What does your clothes say about you?

Koryen Harper

Fashion is seen as the clothes you wear, but experts believe fashion says a lot about the person on the inside.

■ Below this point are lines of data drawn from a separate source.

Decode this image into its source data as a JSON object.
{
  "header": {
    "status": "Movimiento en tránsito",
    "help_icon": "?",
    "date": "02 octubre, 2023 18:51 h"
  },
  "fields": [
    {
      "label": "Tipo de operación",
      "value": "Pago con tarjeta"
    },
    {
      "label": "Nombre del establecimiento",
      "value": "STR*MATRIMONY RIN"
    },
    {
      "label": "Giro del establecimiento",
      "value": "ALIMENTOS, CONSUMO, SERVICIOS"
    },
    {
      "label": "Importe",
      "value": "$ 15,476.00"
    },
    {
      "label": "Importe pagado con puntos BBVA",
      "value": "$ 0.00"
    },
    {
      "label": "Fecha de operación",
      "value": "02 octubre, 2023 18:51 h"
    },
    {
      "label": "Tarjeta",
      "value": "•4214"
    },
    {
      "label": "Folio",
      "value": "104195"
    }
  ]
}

“When we are feeling depressed or unhappy, looking our best is not on our minds,” Shauna Mackenzie Heathman, owner of Best Kept Self in Charleston, South Carolina said in an interview with GoodTherapy.org. “Mental energy is focused inwards towards emotional thoughts than things requiring extra energy.”
According to an interview on Goodtherapy.org with feng shui expert and author Donna Stellhorn, in feng shui it is understood that how you dress is associated with the five elements. Each element – earth, wood, fire, water and metal – has energy, which people gravitate toward, in connection with how they feel at the moment.
“Feng shui is the study of how the energy of our environment affects us. Correctly analyzing and balancing allows us to keep the positive benefits and remove negative effects,” according to the Feng Shui Institute website.
According to Stellhorn, there is a specific energy and style for each of the five elements. The shape, color and material of the clothes indicate the elements. For instance, animal prints, are in sync with the fire element and indicate attention-seeking behavior.
“When we are down, we are more likely to reach for jeans and loose-fitting tops,” Stellhorn said. “These boxy shapes relate to the Earth element; a desire for stillness and stability.”
Compared to women, color is more of an indicator of emotional states for men.
“Men who usually wear a T-shirt and suddenly start wearing a button down shirts in green or brown have moved from the Earth element to the Wood element,” Stellhorn said. “This shows a desire to grow and add to their life financially and socially; they have become curious about the world around them.”
Judgments and assumptions based off appearance are naturally occurring thoughts even when we try to avoid them.
“Although I try not to judge others off how they dress, it’s a natural thought that crosses my mind,” said Rashida Sa’Mi Young, assistant stylist for IKON Magazine and fashionista. “When I see people who wear hooded or baggy clothes, I think they must not care about their appearance, or they are not having a good day.”
Making a good first impression with your outfit doesn’t have to be difficult.
“Putting an outfit together well is important because first impressions are important,” said Hadi Leila Labarang, founder of MyMuseBox.com and executive editor at Scarlett Magazine.
Everyone has days when they are not feeling their best. When Labarang is not feeling her best, she said she likes to wear fitted blue jeans, a white shirt, a blazer and heels.
Sa’Mi Young suggests when you are not feeling like putting much effort in your outfit, simplicity is key. She recommends wearing maxi dresses, body cons, flannels, skinny jeans, platforms or booties for a glam simple look.
Men’s fashion is straight forward with clothing options. You have shoes, pants, a shirt and possible accessories unlike women who have various layering options.
“For men jeans are essential to pulling your look together, your jeans can make or break your outfit,” men’s fashion expert and stylist Ryan Thurston said. “How your jeans meet your shoes is the most common trend that men don’t consider when buying pants or putting an outfit together.”
Even with financial limitations there are still ways of keeping up to date with fashion.
“Don’t neglect yourself if you can’t afford new clothes,” Sa’Mi Young said. “A cheap and rewarding way to go about shopping is thrifting. Thrifting is a cheaper way to buy some desired name brand clothes, vintage or clothes with personality.”
Thrifting is a popular means of staying trendy for college students living on a budget.
“I bought a Cavali shirt that would normally cost $700 in retailed stores, but at a thrift store I paid $50,” San Jose City College student Krystal Lewki said.
The most important thing in fashion to remember is there is no one way to dress or look.
“With fashion don’t be afraid to mix different type of ideas,” Thurston said. “When you wake up think who do I want to be today.”